» **WHAT YOU HAVE TO DO**:
Read through the lines below for the string "this" and copy each one that has it.

* * * * * * *

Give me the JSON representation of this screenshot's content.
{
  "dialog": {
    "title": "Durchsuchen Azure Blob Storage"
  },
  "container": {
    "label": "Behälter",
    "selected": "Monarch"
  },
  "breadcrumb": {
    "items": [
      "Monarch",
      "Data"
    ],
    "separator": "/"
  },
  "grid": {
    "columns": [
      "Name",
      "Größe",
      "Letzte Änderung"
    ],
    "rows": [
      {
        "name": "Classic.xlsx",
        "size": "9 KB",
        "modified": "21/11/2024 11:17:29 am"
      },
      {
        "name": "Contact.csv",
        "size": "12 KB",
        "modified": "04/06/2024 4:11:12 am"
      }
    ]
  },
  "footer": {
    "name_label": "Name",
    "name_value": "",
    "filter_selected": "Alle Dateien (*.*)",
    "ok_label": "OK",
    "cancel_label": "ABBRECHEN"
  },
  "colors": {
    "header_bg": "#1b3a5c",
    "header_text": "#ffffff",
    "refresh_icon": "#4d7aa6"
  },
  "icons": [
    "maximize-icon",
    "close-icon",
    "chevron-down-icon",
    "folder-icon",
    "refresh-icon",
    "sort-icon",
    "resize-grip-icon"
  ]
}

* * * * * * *

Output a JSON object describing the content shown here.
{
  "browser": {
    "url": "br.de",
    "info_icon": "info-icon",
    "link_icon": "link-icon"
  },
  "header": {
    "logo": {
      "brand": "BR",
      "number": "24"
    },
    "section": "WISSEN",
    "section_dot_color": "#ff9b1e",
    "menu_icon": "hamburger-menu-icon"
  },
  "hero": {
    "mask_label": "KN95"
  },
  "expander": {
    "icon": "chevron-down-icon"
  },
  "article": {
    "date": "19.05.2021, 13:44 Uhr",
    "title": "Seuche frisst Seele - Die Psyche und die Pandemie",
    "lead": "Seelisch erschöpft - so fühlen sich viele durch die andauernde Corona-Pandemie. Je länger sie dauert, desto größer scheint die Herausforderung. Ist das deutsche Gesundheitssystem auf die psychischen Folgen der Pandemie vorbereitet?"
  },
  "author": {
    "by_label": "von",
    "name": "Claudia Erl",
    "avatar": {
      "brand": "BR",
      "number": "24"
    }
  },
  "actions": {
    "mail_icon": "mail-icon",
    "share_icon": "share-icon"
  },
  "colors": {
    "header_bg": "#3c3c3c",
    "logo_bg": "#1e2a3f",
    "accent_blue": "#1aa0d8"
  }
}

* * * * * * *

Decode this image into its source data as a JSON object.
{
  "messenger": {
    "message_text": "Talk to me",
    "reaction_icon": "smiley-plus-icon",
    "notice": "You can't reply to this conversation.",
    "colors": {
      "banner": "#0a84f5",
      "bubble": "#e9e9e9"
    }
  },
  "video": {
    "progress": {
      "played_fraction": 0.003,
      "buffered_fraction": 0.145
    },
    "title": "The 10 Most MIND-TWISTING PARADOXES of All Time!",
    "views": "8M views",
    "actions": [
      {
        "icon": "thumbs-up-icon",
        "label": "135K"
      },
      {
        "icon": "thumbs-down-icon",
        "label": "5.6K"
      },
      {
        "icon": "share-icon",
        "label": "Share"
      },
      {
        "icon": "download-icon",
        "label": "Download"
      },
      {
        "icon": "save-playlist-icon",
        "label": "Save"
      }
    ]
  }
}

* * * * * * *

» **RESULT**:
Give me the JSON representation of this screenshot's content.
Decode this image into its source data as a JSON object.
    "notice": "You can't reply to this conversation.",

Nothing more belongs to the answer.